New Yorkers, whether they are among the eight million who live within the city's boundaries or are those of us who now reside elsewhere, are a proud group. Perhaps that's why we felt the pull to go back to New York in late October.
"Am I nervous?" asked Herb Schneider, an attorney in lower Manhattan, echoing a friend's question. "Not at all. We're OK. We're going out to dinner tonight and business is normal in the office."
Mike Sweedler, a patent attorney in midtown, insisted his life was normal. "I don't worry about terrorist threats around me," he affirmed. He lived in Manhattan during the workweek and commuted to his office a short distance away near Grand Central Terminal.
"We're resilient!" exclaimed Helen Dykhuis, a retired options trader with one of Wall Street's major brokerage firms. Her affirmation was typical of the attitude of most people we talked to.
In midtown, the Metro North commuter railroad had constructed its own "Wailing Wall" inside Grand Central's passageway between the main concourse and the subway entrance. Several eight-foot-high walls were joined to provide a continuous board of photos, messages, prayers and poetry. Some people would spend a few seconds glancing at the display; still others would dwell for many minutes, seemingly reading every message as they slowly revolved around the complete exhibit.
Another way to absorb the city's spirit was to heed Mayor Rudy Giuliani's request to attend policemen's or firemen's memorial services. We learned firsthand that the concern about sparse attendance at these services was unwarranted, for we witnessed a standing-room-only memorial mass at St. Thomas Church in Queens for Lt. Robert Wallace, 43, one of the hundreds of New York City Fire Department heroes who lost their lives on September 11.
Note received from Mrs. Robert Wallace after Lt. Wallace's mass.
Just as it may be hard for someone who is not a native New Yorker to fully comprehend the pride of the Wonder City's citizens, so it is difficult for its citizens to understand the degree of support and love that the rest of the country had for them. Both were reported many times in the media, yet we wonder how well the depth of those feelings got across. In talking to numerous police and firemen, we described the displays in our own South Lake Tahoe community that explicitly conveyed poignant messages, not the least of which was a banner draped in front of an isolated home on our local Highway 50 half way between Zephyr Cove and Cave Rock that affirmed "we love NY!"
We can attest that no matter how enraged and violated we felt about the attack on the World Trade Center, nothing compares to the impact of having seen the site in person.

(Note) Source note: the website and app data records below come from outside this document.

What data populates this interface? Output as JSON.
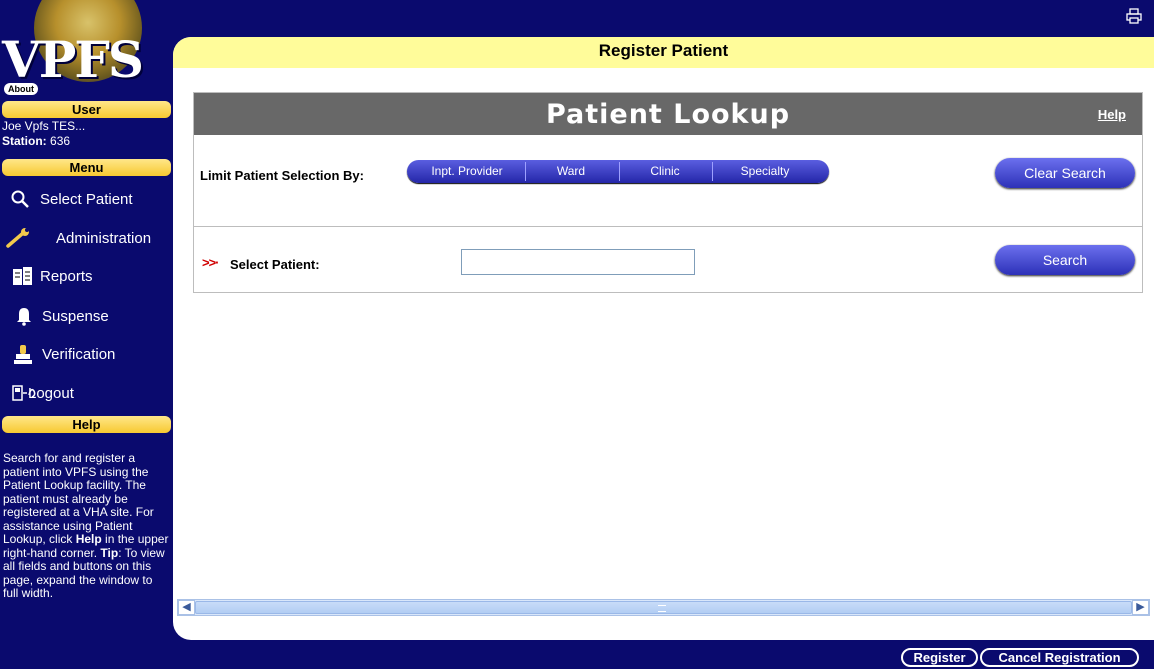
{
  "app": {
    "title": "VPFS",
    "about_label": "About"
  },
  "sidebar": {
    "user_header": "User",
    "user_name": "Joe Vpfs TES...",
    "station_label": "Station:",
    "station_value": "636",
    "menu_header": "Menu",
    "menu_items": [
      {
        "label": "Select Patient",
        "icon": "magnifier-icon"
      },
      {
        "label": "Administration",
        "icon": "wrench-icon"
      },
      {
        "label": "Reports",
        "icon": "reports-icon"
      },
      {
        "label": "Suspense",
        "icon": "bell-icon"
      },
      {
        "label": "Verification",
        "icon": "stamp-icon"
      },
      {
        "label": "Logout",
        "icon": "logout-icon"
      }
    ],
    "help_header": "Help",
    "help_text": {
      "p1": "Search for and register a patient into VPFS using the Patient Lookup facility. The patient must already be registered at a VHA site. For assistance using Patient Lookup, click ",
      "p1_bold": "Help",
      "p1_end": " in the upper right-hand corner.",
      "tip_label": "Tip",
      "tip_text": ": To view all fields and buttons on this page, expand the window to full width."
    }
  },
  "header": {
    "title": "Register Patient",
    "print_icon": "print-icon"
  },
  "lookup": {
    "title": "Patient Lookup",
    "help_link": "Help",
    "limit_label": "Limit Patient Selection By:",
    "limit_buttons": [
      "Inpt. Provider",
      "Ward",
      "Clinic",
      "Specialty"
    ],
    "clear_search_label": "Clear Search",
    "select_arrow": ">>·",
    "select_label": "Select Patient:",
    "patient_input_value": "",
    "search_label": "Search"
  },
  "footer": {
    "register_label": "Register",
    "cancel_label": "Cancel Registration"
  },
  "colors": {
    "navy": "#0a0a6e",
    "gold": "#f7c931",
    "title_yellow": "#fffc9a",
    "lookup_gray": "#686868",
    "button_blue": "#2d31b8"
  }
}
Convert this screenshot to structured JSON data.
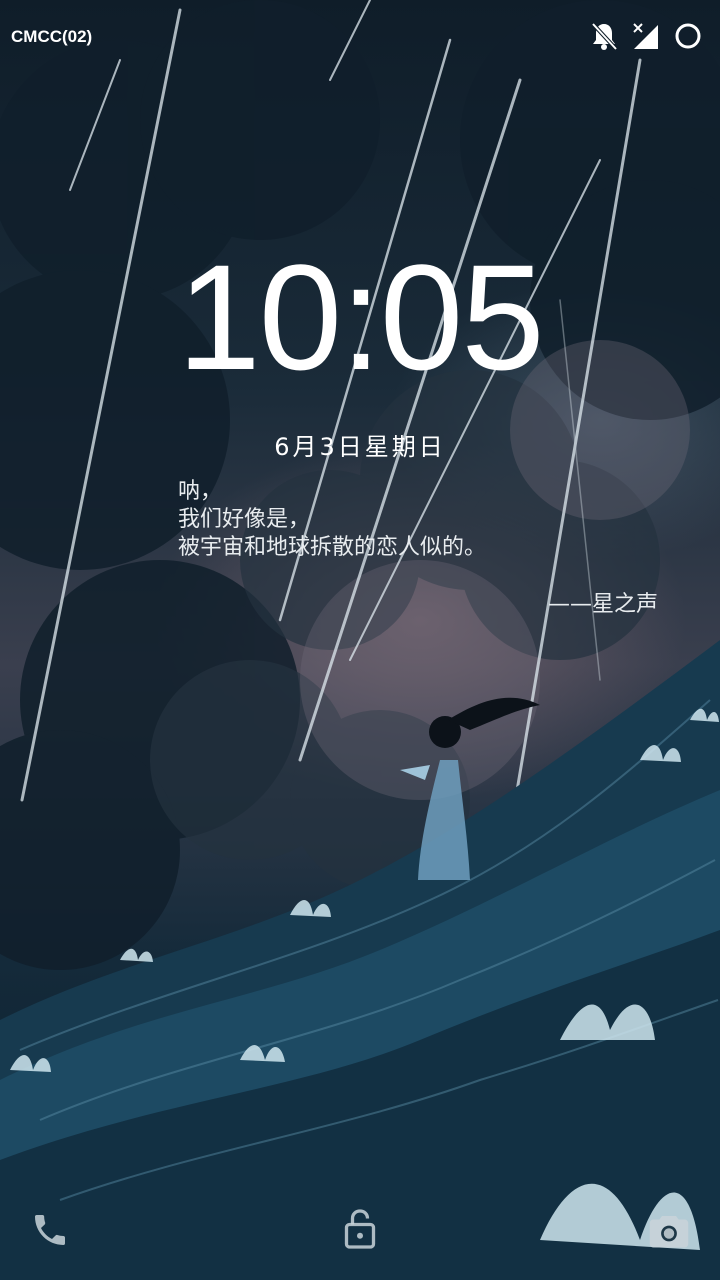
{
  "status_bar": {
    "carrier": "CMCC(02)",
    "icons": [
      "notifications-off-icon",
      "no-signal-icon",
      "circle-icon"
    ]
  },
  "lock_screen": {
    "time": "10:05",
    "date": "6月3日星期日",
    "quote_lines": [
      "呐，",
      "我们好像是，",
      "被宇宙和地球拆散的恋人似的。"
    ],
    "quote_author": "——星之声"
  },
  "bottom_shortcuts": [
    "phone-icon",
    "unlock-icon",
    "camera-icon"
  ],
  "colors": {
    "text": "#ffffff",
    "wave": "#1d4a63",
    "flower": "#cfe6ef"
  }
}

In the aftermath of 9/11 the nation emerged more united than it had been at any time since World War II. The degree of that unity, which bridged geographical distances and cut across various age groups and the multiplicity of backgrounds of its citizens, surprised some while it confirmed expectations of others. It reinforced the motto that's inscribed in the Great Seal of the United States and that adorns all the coins in our pockets: E Pluribus Unum. Out of many, one.